* **TASK ITEM**
Please write out all of the entries beneath this line exactly, skipping the pictures.

* **Collected data entries**

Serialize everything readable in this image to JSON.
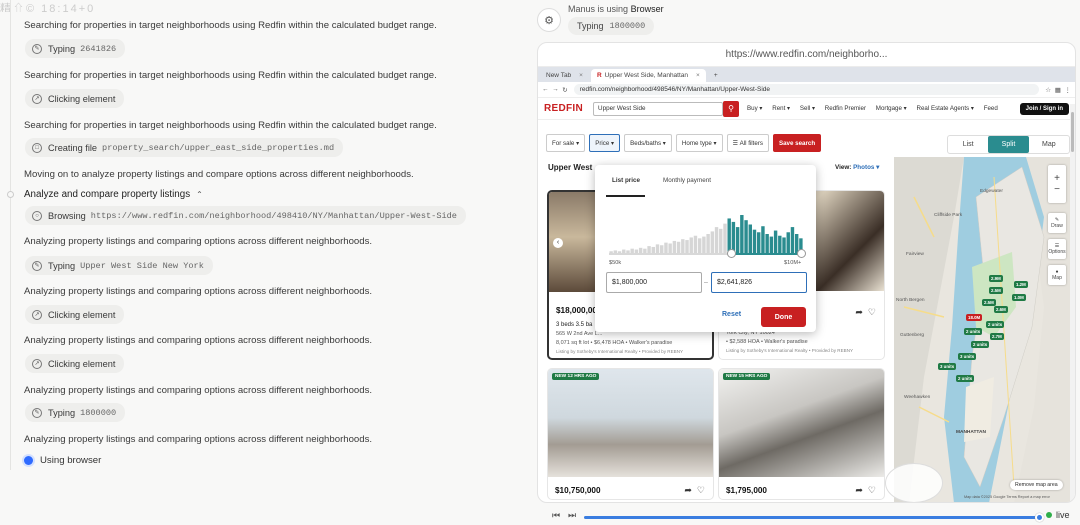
{
  "left": {
    "top_chip_text": "精⇧© 18:14+0",
    "status_label": "Using browser",
    "steps": [
      {
        "text": "Searching for properties in target neighborhoods using Redfin within the calculated budget range.",
        "chip_action": "Typing",
        "chip_value": "2641826"
      },
      {
        "text": "Searching for properties in target neighborhoods using Redfin within the calculated budget range.",
        "chip_action": "Clicking element",
        "chip_value": ""
      },
      {
        "text": "Searching for properties in target neighborhoods using Redfin within the calculated budget range.",
        "chip_action": "Creating file",
        "chip_value": "property_search/upper_east_side_properties.md"
      },
      {
        "text": "Moving on to analyze property listings and compare options across different neighborhoods.",
        "chip_action": "",
        "chip_value": ""
      }
    ],
    "section_title": "Analyze and compare property listings",
    "section_steps": [
      {
        "chip_action": "Browsing",
        "chip_value": "https://www.redfin.com/neighborhood/498410/NY/Manhattan/Upper-West-Side",
        "text": "Analyzing property listings and comparing options across different neighborhoods."
      },
      {
        "chip_action": "Typing",
        "chip_value": "Upper West Side New York",
        "text": "Analyzing property listings and comparing options across different neighborhoods."
      },
      {
        "chip_action": "Clicking element",
        "chip_value": "",
        "text": "Analyzing property listings and comparing options across different neighborhoods."
      },
      {
        "chip_action": "Clicking element",
        "chip_value": "",
        "text": "Analyzing property listings and comparing options across different neighborhoods."
      },
      {
        "chip_action": "Typing",
        "chip_value": "1800000",
        "text": "Analyzing property listings and comparing options across different neighborhoods."
      }
    ]
  },
  "agent": {
    "name": "Manus",
    "using_prefix": "is using",
    "tool": "Browser",
    "chip_action": "Typing",
    "chip_value": "1800000"
  },
  "browser": {
    "window_url": "https://www.redfin.com/neighborho...",
    "tabs": [
      {
        "label": "New Tab",
        "active": false
      },
      {
        "label": "Upper West Side, Manhattan",
        "active": true
      }
    ],
    "address": "redfin.com/neighborhood/498546/NY/Manhattan/Upper-West-Side",
    "redfin": {
      "logo": "REDFIN",
      "search_value": "Upper West Side",
      "menu": [
        "Buy ▾",
        "Rent ▾",
        "Sell ▾",
        "Redfin Premier",
        "Mortgage ▾",
        "Real Estate Agents ▾",
        "Feed"
      ],
      "join_label": "Join / Sign in",
      "filters": [
        "For sale ▾",
        "Price ▾",
        "Beds/baths ▾",
        "Home type ▾",
        "☰ All filters"
      ],
      "save_search": "Save search",
      "view_toggle": [
        "List",
        "Split",
        "Map"
      ],
      "view_active": "Split",
      "list_heading": "Upper West",
      "view_label": "View:",
      "view_value": "Photos ▾"
    },
    "price_popup": {
      "tab_list": "List price",
      "tab_monthly": "Monthly payment",
      "min_label": "$50k",
      "max_label": "$10M+",
      "min_value": "$1,800,000",
      "max_value": "$2,641,826",
      "reset": "Reset",
      "done": "Done",
      "histogram": [
        2,
        3,
        2,
        4,
        3,
        5,
        4,
        6,
        5,
        8,
        7,
        10,
        9,
        12,
        11,
        14,
        13,
        16,
        15,
        18,
        20,
        17,
        19,
        22,
        25,
        30,
        28,
        34,
        40,
        36,
        30,
        44,
        38,
        33,
        27,
        24,
        31,
        22,
        19,
        26,
        20,
        18,
        24,
        30,
        22,
        17
      ]
    },
    "cards": [
      {
        "price": "$18,000,000",
        "line1": "3 beds  3.5 ba",
        "line2": "565 W 2nd Ave L...",
        "line3": "8,071 sq ft lot • $6,478 HOA • Walker's paradise",
        "line4": "Listing by Sotheby's International Realty • Provided by REBNY",
        "badge": ""
      },
      {
        "price": "",
        "line1": "",
        "line2": "York City, NY 10024",
        "line3": "• $2,588 HOA • Walker's paradise",
        "line4": "Listing by Sotheby's International Realty • Provided by REBNY",
        "badge": ""
      },
      {
        "price": "$10,750,000",
        "line1": "",
        "line2": "",
        "line3": "",
        "line4": "",
        "badge": "NEW 12 HRS AGO"
      },
      {
        "price": "$1,795,000",
        "line1": "",
        "line2": "",
        "line3": "",
        "line4": "",
        "badge": "NEW 15 HRS AGO"
      }
    ],
    "map": {
      "labels": [
        "Edgewater",
        "Cliffside Park",
        "Fairview",
        "North Bergen",
        "Guttenberg",
        "MANHATTAN",
        "Weehawken"
      ],
      "pins": [
        "2.9M",
        "1.2M",
        "2.5M",
        "1.0M",
        "2.5M",
        "2.6M",
        "18.0M",
        "2 units",
        "2 units",
        "2.7M",
        "2 units",
        "3 units",
        "3 units",
        "2 units"
      ],
      "controls": [
        "+",
        "−",
        "Draw",
        "Options",
        "Map"
      ],
      "remove_label": "Remove map area",
      "footer": "Map data ©2025 Google   Terms   Report a map error"
    }
  },
  "player": {
    "live_label": "live"
  }
}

* **ANSWER TO THE EXERCISE**
Serialize everything readable in this image to JSON.
{
  "left": {
    "top_chip_text": "精⇧© 18:14+0",
    "status_label": "Using browser",
    "steps": [
      {
        "text": "Searching for properties in target neighborhoods using Redfin within the calculated budget range.",
        "chip_action": "Typing",
        "chip_value": "2641826"
      },
      {
        "text": "Searching for properties in target neighborhoods using Redfin within the calculated budget range.",
        "chip_action": "Clicking element",
        "chip_value": ""
      },
      {
        "text": "Searching for properties in target neighborhoods using Redfin within the calculated budget range.",
        "chip_action": "Creating file",
        "chip_value": "property_search/upper_east_side_properties.md"
      },
      {
        "text": "Moving on to analyze property listings and compare options across different neighborhoods.",
        "chip_action": "",
        "chip_value": ""
      }
    ],
    "section_title": "Analyze and compare property listings",
    "section_steps": [
      {
        "chip_action": "Browsing",
        "chip_value": "https://www.redfin.com/neighborhood/498410/NY/Manhattan/Upper-West-Side",
        "text": "Analyzing property listings and comparing options across different neighborhoods."
      },
      {
        "chip_action": "Typing",
        "chip_value": "Upper West Side New York",
        "text": "Analyzing property listings and comparing options across different neighborhoods."
      },
      {
        "chip_action": "Clicking element",
        "chip_value": "",
        "text": "Analyzing property listings and comparing options across different neighborhoods."
      },
      {
        "chip_action": "Clicking element",
        "chip_value": "",
        "text": "Analyzing property listings and comparing options across different neighborhoods."
      },
      {
        "chip_action": "Typing",
        "chip_value": "1800000",
        "text": "Analyzing property listings and comparing options across different neighborhoods."
      }
    ]
  },
  "agent": {
    "name": "Manus",
    "using_prefix": "is using",
    "tool": "Browser",
    "chip_action": "Typing",
    "chip_value": "1800000"
  },
  "browser": {
    "window_url": "https://www.redfin.com/neighborho...",
    "tabs": [
      {
        "label": "New Tab",
        "active": false
      },
      {
        "label": "Upper West Side, Manhattan",
        "active": true
      }
    ],
    "address": "redfin.com/neighborhood/498546/NY/Manhattan/Upper-West-Side",
    "redfin": {
      "logo": "REDFIN",
      "search_value": "Upper West Side",
      "menu": [
        "Buy ▾",
        "Rent ▾",
        "Sell ▾",
        "Redfin Premier",
        "Mortgage ▾",
        "Real Estate Agents ▾",
        "Feed"
      ],
      "join_label": "Join / Sign in",
      "filters": [
        "For sale ▾",
        "Price ▾",
        "Beds/baths ▾",
        "Home type ▾",
        "☰ All filters"
      ],
      "save_search": "Save search",
      "view_toggle": [
        "List",
        "Split",
        "Map"
      ],
      "view_active": "Split",
      "list_heading": "Upper West",
      "view_label": "View:",
      "view_value": "Photos ▾"
    },
    "price_popup": {
      "tab_list": "List price",
      "tab_monthly": "Monthly payment",
      "min_label": "$50k",
      "max_label": "$10M+",
      "min_value": "$1,800,000",
      "max_value": "$2,641,826",
      "reset": "Reset",
      "done": "Done",
      "histogram": [
        2,
        3,
        2,
        4,
        3,
        5,
        4,
        6,
        5,
        8,
        7,
        10,
        9,
        12,
        11,
        14,
        13,
        16,
        15,
        18,
        20,
        17,
        19,
        22,
        25,
        30,
        28,
        34,
        40,
        36,
        30,
        44,
        38,
        33,
        27,
        24,
        31,
        22,
        19,
        26,
        20,
        18,
        24,
        30,
        22,
        17
      ]
    },
    "cards": [
      {
        "price": "$18,000,000",
        "line1": "3 beds  3.5 ba",
        "line2": "565 W 2nd Ave L...",
        "line3": "8,071 sq ft lot • $6,478 HOA • Walker's paradise",
        "line4": "Listing by Sotheby's International Realty • Provided by REBNY",
        "badge": ""
      },
      {
        "price": "",
        "line1": "",
        "line2": "York City, NY 10024",
        "line3": "• $2,588 HOA • Walker's paradise",
        "line4": "Listing by Sotheby's International Realty • Provided by REBNY",
        "badge": ""
      },
      {
        "price": "$10,750,000",
        "line1": "",
        "line2": "",
        "line3": "",
        "line4": "",
        "badge": "NEW 12 HRS AGO"
      },
      {
        "price": "$1,795,000",
        "line1": "",
        "line2": "",
        "line3": "",
        "line4": "",
        "badge": "NEW 15 HRS AGO"
      }
    ],
    "map": {
      "labels": [
        "Edgewater",
        "Cliffside Park",
        "Fairview",
        "North Bergen",
        "Guttenberg",
        "MANHATTAN",
        "Weehawken"
      ],
      "pins": [
        "2.9M",
        "1.2M",
        "2.5M",
        "1.0M",
        "2.5M",
        "2.6M",
        "18.0M",
        "2 units",
        "2 units",
        "2.7M",
        "2 units",
        "3 units",
        "3 units",
        "2 units"
      ],
      "controls": [
        "+",
        "−",
        "Draw",
        "Options",
        "Map"
      ],
      "remove_label": "Remove map area",
      "footer": "Map data ©2025 Google   Terms   Report a map error"
    }
  },
  "player": {
    "live_label": "live"
  }
}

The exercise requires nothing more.